Importantly an analysis of 38 patients at the end of a five-day FMD cycle showed a significant decrease of circulating immunosuppressive myeloid subpopulations and an increase of activated CD8+ T cells. Both of these effects occurred independently of concomitant antitumor therapies, and were also seen in a small group of healthy volunteers. “Interestingly, the observed modifications in myeloid sub-populations were similar in patients undergoing the FMD in combination with ChT or with other standard antitumor therapies,” the investigators further commented.
The interim analysis of the DigesT trial also revealed a significant increase in tumor-infiltrating CD8+ T cells, among other changes, indicating a functional switch toward an antitumor immune microenvironment following FMD. “IHC analysis revealed a statistically significant increment of tumor-infiltrating CD8+ T cells in post-FMD surgical tumor samples when compared to pre-FMD tumor biopsies,” the team commented.

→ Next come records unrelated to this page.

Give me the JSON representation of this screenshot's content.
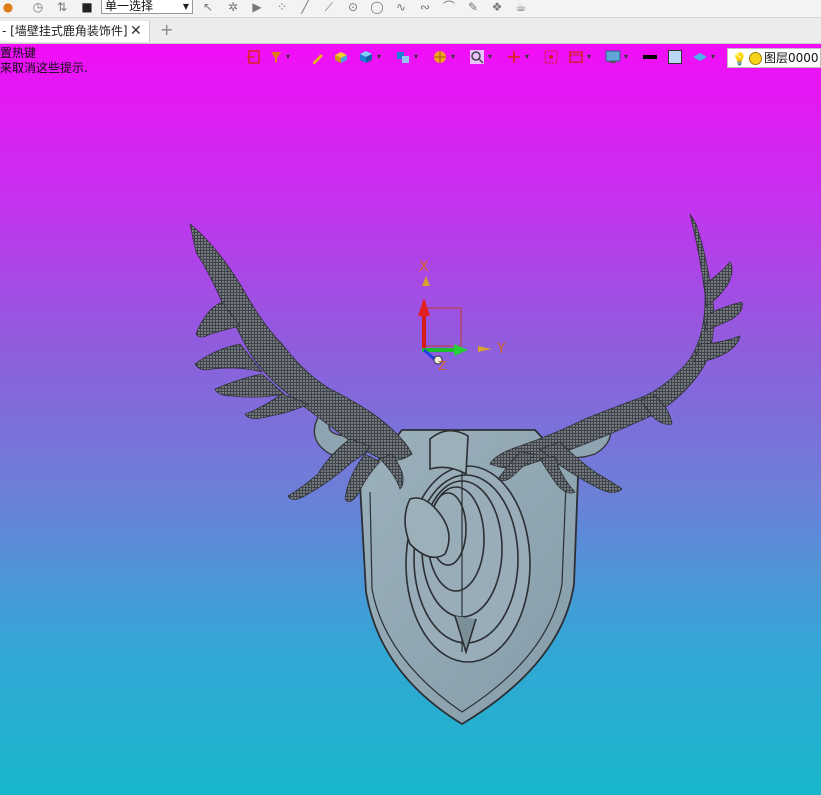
{
  "toolbar": {
    "selection_filter": "单一选择"
  },
  "tab": {
    "title": "- [墙壁挂式鹿角装饰件]",
    "close_glyph": "✕",
    "new_glyph": "+"
  },
  "hint": {
    "line1": "置热键",
    "line2": "来取消这些提示."
  },
  "layer": {
    "name": "图层0000",
    "color": "#f7d21a"
  },
  "triad": {
    "x_label": "X",
    "y_label": "Y",
    "z_label": "Z"
  },
  "colors": {
    "bg_top": "#f20df7",
    "bg_bottom": "#18b7cc",
    "plaque": "#94a9b4",
    "antler": "#4a4f55"
  }
}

To investigate the functional relevance of FMD-induced changes in tumor-infiltrating immune cell populations, the team also used RNA-seq technology to evaluate any modulation of immune transcriptomic signatures that have prognostic relevance, or are associated with the functional status of tumor-infiltrating immune cells. “Overall, the FMD induced profound changes of intratumor transcriptional programs,” they wrote. “Single gene level analysis revealed a dramatic increase in the expression of several immune-related genes … Notably, the interferon gamma (IFNγ) activating signature (IFNG.GS), which is selectively activated in tumor-infiltrating immune cells and is associated with favorable clinical outcomes, was enriched in post-FMD tumor samples …”.
Further analysis showed that the FMD induced an enrichment of 13 immune-related gene expression signatures (including IFNG.GS) previously associated with favorable prognosis in cancer patients, including BC patients.” The authors pointed out that desirable immunomodulatory effects induced by the experimental dietary regimen were observed both at the systemic and at the tumor level, indicating a coherent immune response that originates in the blood and then propagates to the tumor.
The main limitation of the study was that it did not allow the researchers to draw conclusions on the antitumor efficacy of calorie restriction because it enrolled a heterogeneous cohort of patients with different tumor types and different concomitant anticancer therapies. This precluded a complete assessment of the therapeutic impact of calorie restriction in patients.
Nevertheless, as Rivoltini stated, “Severe calorie restriction generated a metabolic ‘shock’ that activated several populations of immune cells that could boost the antitumor activity of standard antineoplastic treatments.” The authors concluded, “We have shown that a severely calorie-restricted, low-carbohydrate, low-protein, five-day dietary regimen that mimics fasting is safe and feasible when repeated every 21–28 days in combination with standard antitumor treatments, and it reshapes systemic metabolism and antitumor immunity in cancer patients.”
The authors have recently initiated new clinical trials, including the BREAKFAST trial, to investigate the antitumor effects of the FMD approach in cancer patients. These studies should further help scientists understand if the metabolic and immunological effects induced by calorie restriction have clinically relevant consequences improving the efficacy of antineoplastic therapies and prolonging the life expectancy of cancer patients.